Second answer, a more complex one, a ''how-to'' guide with four components: (a) Be seen. Men like to get ''sightings'' of you, of your features, of your curves or absence thereof; (b) Don't be intimidating. Men want to know that they can get you screaming when they f*** you. If they judge you too intimidating, they will doubt their capacity to satisfy you and thus will not even try to get you in bed; (c) Be ready to fall in love at every single moment – ''antennae switched on (Kearns, 93)'' –, and in every single locale –''Any place is a good place to meet Mr. Right (Kearns, 93, italics his) – ;'' (d) If a guy looks and acts awkward around you, it might be because he is madly in love with you. You are responsible for making the first move.

Hum. Good enough. Something to think about. But… what are the assumptions underlying Kearns' ''how-to'' guide for women?

  1. There is such a thing as a Mr. Right;
  2. Women are desperately waiting to be ''chosen'' [by Mr. Right];
  3. Women should want to show off their bodies to everybody [in case Mr. Right is watching];
  4. Men in general [and Mr. Right in particular] have complexes about their ability to perform, but women have none;
  5. Women are intimidating, but men [and Mr. Right] aren't;
  6. Whether a man is keeping silent around you because he has had a ''sighting'' or because he simply doesn't care about you, you as a woman should know and give him a try. It is the fault of women if they let a man [/Mr. Right] slip by them.

Trying then to evaluate whether these 6 assumptions are compatible with Kearns' evolutionary determinism, it seems that only (2) and (3) are potentially dictated by some biological need, viz. the need to reproduce. The other four assumptions are highly socio-cultural, and constitute broad generalizations without empirical bases.

To clarify my point, let's look at a different set of assumptions which, in my own opinion, reflects the Canadian reality more adequately.

  1. Mr. Right becomes Mr. Right if both partners put effort into the relationship;
  2. Some women are looking for Mr. Right and some of them are very disappointed; some women have relaxed their criteria, understand that relationships are about compromises and find happiness with their imperfect partners; some women are looking for other women; some women do not want to have a partner, etc.;
  3. Some women like to show off; some women prefer to wear the clothes they like, rather than those that men want them to wear; some women like to use certain occasions to show off, and then like to disappear behind sweat pants and turtlenecks at others, etc.;
  4. There is at least the same amount of pressure on women as on men in terms of sexuality and performance;
  5. Both men and women can be intimidating;
  6. Men and women share the responsibility for the relationships they develop, and for those they do not.
How is that for a change? Now let's use this set as a different starting point for a discussion of the same issues, but first a quick recap of Kearns' how-to guide: Be seen. Be tame. Be ready. Make the first move… just in case.

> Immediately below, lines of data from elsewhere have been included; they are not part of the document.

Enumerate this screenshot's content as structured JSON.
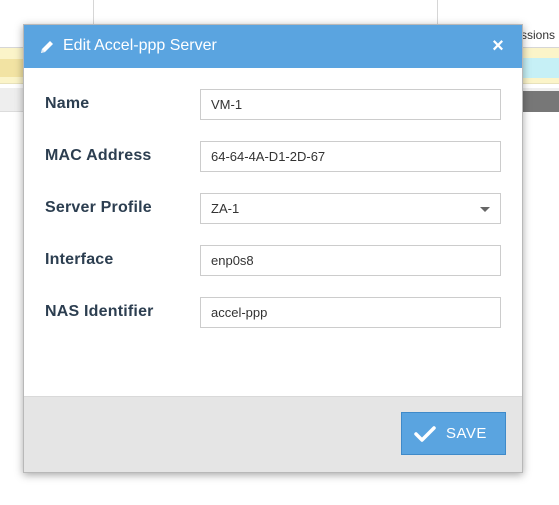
{
  "background": {
    "columns_header_partial": "ssions"
  },
  "modal": {
    "title": "Edit Accel-ppp Server",
    "close_symbol": "×",
    "header_icon": "pencil-icon",
    "fields": {
      "name": {
        "label": "Name",
        "value": "VM-1"
      },
      "mac": {
        "label": "MAC Address",
        "value": "64-64-4A-D1-2D-67"
      },
      "profile": {
        "label": "Server Profile",
        "value": "ZA-1"
      },
      "interface": {
        "label": "Interface",
        "value": "enp0s8"
      },
      "nas": {
        "label": "NAS Identifier",
        "value": "accel-ppp"
      }
    },
    "save_label": "SAVE",
    "save_icon": "checkmark-icon"
  },
  "colors": {
    "header_bg": "#5aa4e0",
    "save_bg": "#5aa4e0",
    "label_text": "#2c3e50",
    "footer_bg": "#e5e5e5"
  }
}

Given our new assumptions, should women follow Kearns' four recommendations in order to be chosen? I say no. As we have seen, there is nothing purely genetic about Kearns' assumptions, and much less in our new set. Consequently, if there is no strong basis for evolutionary determinist justifications for men's behaviours, there is room for cultural readjustment. We need, collectively, to make some room for significant changes to happen in the way men and women choose their partners.

DNA? Indeed. Do Not Apologize, but work out what is unacceptable. Do Not Apologize, but only if it holds for both men and women. Do Not Apologize: assume the consequences, and live happily ever after.

by Elise Paradis